This next post is a little sentimental, but no less “grr-worthy.” A little over a year ago I lost my mother to her 26-year battle with alcoholism and since then I’ve slowly climbed away from a number of strange neurological side effects. Until today, I thought roses were ruined for me forever.
For the first time in over a year I smelled roses and didn’t gag. Everything about the situation was wrong: the 80-degree November morning and the roses themselves, sluggishly in bloom despite the season, and visibly waiting to be spared. And as I walked past the front yard that housed this odd scene, I caught a whiff. It was faint at first, but the farther I walked past, the more the fragrance grew. And as it rose, I admired the scent more and more until suddenly I realized there was something especially unusual, almost troubling, about this otherwise unusual scene.
I paused to consider the missing ingredient. It was the unmistakable odor of formaldehyde. This atrocious smelling chemical is used to treat bodies of the deceased between their autopsy and their burial, if in fact the family has chosen a viewing or open casket funeral. This odor, almost like a ghost limb, has been neurologically attached to the scent of roses since my mom’s funeral.
The lift, or disappearance of formaldehyde, is amazing. On some deeper level I’m sure it represents some part of my grieving process, a kind of letting go perhaps. The hardest thing I’ve ever done has been letting go of my mother who was dead the whole time she was alive, or at least the whole time I was alive.
It made me think about how comfortable people get in the recovery process. Like a bad breakup, it’s less frightening at times to hang onto bitterness and resentment than it is to drop those feelings and emerge into a new emotional place. At some point during my grief and recovery, I defined myself by it, so naturally I never wanted to let it go.
But I had a pumpkin pie to bake.
A few weeks ago a friend of mine explained the word “enjoy” to her 3-year-old daughter.

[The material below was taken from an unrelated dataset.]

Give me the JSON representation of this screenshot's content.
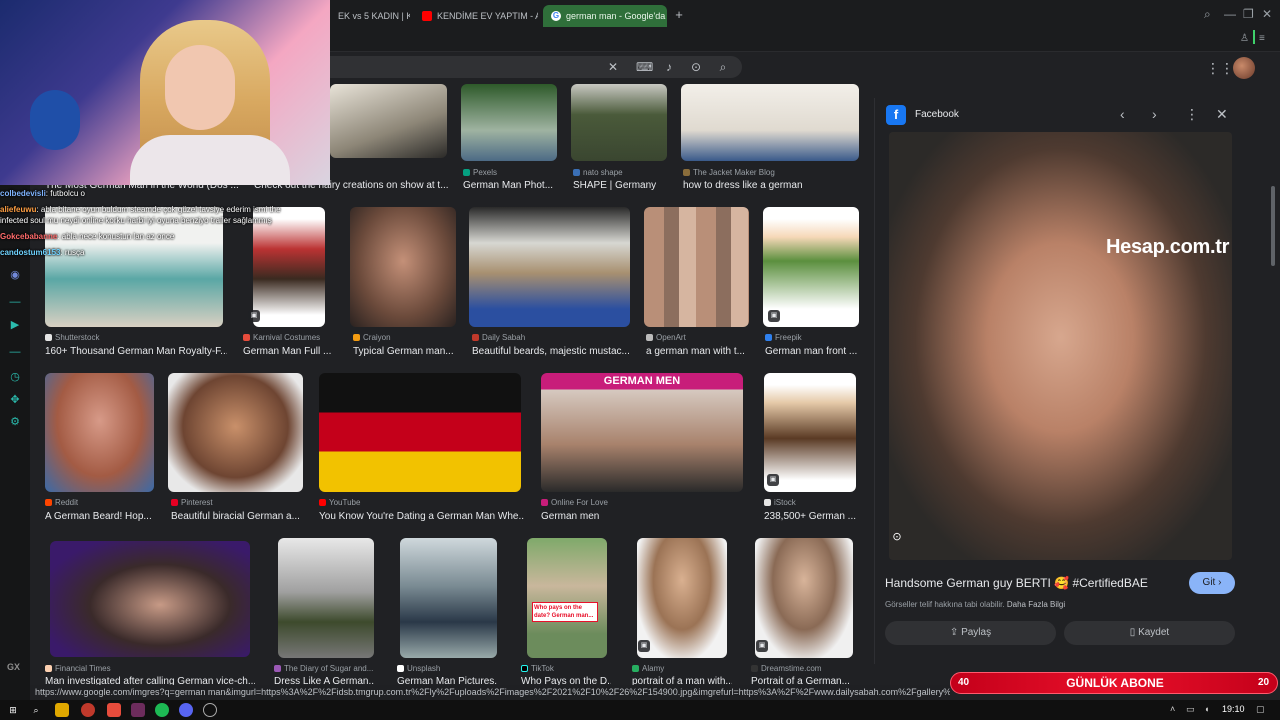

She defined the word as “something you do for pleasure.” I hoped the little girl would say she enjoyed life, or enjoyed being happy, which is what I would have said if her mother asked me what I enjoy.
The roses, they don’t smell like embalming ingredients anymore. The war is over. I kept walking to the store; prouder and even happier than I’d been when I left the house initially. It’s 80-degrees in November and honestly, almost too hot to spend the afternoon in the kitchen baking a pumpkin pie. But the show goes on. And it’s better than ever.